Hospitals face being shut down and patient services rationed as the health service in England struggles to tackle a funding black hole, a respected think tank has warned.
The NHS will "struggle" to meet its target of saving £22 billion by 2020 as demand continues to grow, according to the Nuffield Trust.
Without extra cash or reforms to ease pressure on services, health chiefs will be forced to take "unpalatable" decisions to balance the books, it said.
"If commissioners fail in their attempts to reduce the rate at which demand is growing, or if additional funding cannot be secured, the NHS will face some unpalatable decisions in order to curb the growth in activity and bring the books into balance," the report into NHS finances states.

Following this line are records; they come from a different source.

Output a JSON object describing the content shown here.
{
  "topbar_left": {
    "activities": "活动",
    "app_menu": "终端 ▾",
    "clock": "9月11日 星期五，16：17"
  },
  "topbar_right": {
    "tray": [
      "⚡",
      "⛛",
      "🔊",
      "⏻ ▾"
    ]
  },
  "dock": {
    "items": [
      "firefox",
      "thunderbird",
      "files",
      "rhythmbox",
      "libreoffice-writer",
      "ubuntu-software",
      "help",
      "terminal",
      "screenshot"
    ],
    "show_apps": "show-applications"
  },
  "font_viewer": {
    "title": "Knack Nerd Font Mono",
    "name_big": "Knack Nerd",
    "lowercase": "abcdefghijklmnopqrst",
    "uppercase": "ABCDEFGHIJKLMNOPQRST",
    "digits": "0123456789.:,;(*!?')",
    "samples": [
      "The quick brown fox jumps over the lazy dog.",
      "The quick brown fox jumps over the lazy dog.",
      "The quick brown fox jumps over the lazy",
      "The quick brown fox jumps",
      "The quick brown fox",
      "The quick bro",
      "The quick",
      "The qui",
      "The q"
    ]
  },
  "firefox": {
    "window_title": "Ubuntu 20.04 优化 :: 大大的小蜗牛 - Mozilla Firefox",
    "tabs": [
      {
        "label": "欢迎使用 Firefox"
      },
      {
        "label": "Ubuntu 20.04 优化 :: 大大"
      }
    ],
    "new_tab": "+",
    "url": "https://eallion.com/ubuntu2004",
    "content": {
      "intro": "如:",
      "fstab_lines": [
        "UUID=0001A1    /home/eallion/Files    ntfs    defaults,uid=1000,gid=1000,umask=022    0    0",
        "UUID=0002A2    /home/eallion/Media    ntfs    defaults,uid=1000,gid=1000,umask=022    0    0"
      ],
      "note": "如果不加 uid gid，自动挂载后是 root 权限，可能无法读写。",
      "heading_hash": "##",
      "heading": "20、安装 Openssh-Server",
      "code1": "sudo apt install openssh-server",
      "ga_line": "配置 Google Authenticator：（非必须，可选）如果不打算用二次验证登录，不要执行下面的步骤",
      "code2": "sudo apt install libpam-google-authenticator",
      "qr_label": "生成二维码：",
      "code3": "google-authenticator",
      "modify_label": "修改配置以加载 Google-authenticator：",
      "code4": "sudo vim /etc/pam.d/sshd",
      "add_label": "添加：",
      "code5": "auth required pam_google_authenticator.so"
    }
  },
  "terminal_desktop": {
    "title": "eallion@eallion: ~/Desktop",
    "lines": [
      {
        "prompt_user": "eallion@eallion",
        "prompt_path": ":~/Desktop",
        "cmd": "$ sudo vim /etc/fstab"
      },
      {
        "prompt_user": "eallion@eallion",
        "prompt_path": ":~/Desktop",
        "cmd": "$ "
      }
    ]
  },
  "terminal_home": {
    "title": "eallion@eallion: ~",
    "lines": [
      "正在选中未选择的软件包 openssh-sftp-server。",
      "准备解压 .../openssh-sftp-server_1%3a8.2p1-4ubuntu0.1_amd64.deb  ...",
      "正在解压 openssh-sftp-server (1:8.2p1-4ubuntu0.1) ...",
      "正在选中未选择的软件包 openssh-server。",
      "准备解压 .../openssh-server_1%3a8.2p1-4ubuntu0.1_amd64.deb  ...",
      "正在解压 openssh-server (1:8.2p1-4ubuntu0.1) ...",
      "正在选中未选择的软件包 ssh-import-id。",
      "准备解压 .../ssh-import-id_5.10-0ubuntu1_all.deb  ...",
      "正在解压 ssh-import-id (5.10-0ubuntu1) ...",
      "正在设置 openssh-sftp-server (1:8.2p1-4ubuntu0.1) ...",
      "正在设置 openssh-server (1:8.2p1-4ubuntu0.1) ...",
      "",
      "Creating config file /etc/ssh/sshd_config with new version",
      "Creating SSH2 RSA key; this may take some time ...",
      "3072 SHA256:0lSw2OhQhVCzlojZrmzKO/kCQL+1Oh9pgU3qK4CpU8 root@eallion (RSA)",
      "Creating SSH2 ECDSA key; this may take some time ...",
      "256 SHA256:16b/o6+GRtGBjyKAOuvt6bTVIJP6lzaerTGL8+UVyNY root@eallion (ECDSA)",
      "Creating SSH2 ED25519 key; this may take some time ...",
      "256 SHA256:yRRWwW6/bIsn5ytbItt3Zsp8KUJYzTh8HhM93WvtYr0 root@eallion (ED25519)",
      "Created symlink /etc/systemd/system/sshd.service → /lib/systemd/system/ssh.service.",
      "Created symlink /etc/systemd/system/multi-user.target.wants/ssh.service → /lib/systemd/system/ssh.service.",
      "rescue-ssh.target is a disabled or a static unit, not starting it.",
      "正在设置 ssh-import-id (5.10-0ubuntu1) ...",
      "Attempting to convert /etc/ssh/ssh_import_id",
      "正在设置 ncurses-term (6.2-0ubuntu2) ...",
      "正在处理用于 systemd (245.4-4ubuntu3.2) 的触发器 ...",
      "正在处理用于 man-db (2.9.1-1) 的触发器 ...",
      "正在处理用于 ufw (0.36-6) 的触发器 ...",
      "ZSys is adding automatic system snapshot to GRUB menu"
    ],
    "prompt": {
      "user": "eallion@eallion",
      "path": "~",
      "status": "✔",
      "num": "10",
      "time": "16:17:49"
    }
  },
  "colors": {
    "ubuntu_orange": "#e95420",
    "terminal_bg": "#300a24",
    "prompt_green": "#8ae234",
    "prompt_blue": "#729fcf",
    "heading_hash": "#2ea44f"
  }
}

"These could include extending waiting times for treatment, raising the threshold at which patients become eligible for treatment, cutting some services altogether, or closing whole sites or hospitals."
The trust found that even if hospitals and other NHS providers made savings of 2% a year, the funding gap would still stand at £6 billion by 2020/21.
It warns that reducing the deficit would mean savings of up to 4% over coming years, a level that has "never been achieved to date" over a sustained period.
Demand on services is growing by an estimated 3.1% a year, according to the Feeling The Crunch: NHS Finances To 2020 report.
It found that health providers are in deficit partly because the rate they have been paid for procedures and treatments does not cover their costs.
NHS England is increasing the tariff but the move will push commissioners into deficit for the first time by 2018/19, the think tank said.
Shadow health secretary Diane Abbott said: "The report is damning. It's a very serious warning that we could see a rationing of health services if the financial crisis in the NHS is not addressed.
"The Tory Government's short-termism is impossible to defend. Providers are managing savings of around 2%, they do not believe they can make the 4% target.
"The Government wants to plan the NHS on an imaginary scenario. The reality is that the NHS faces a £22 billion funding shortfall four-and-a-half years from now and it is patients who will pay the price."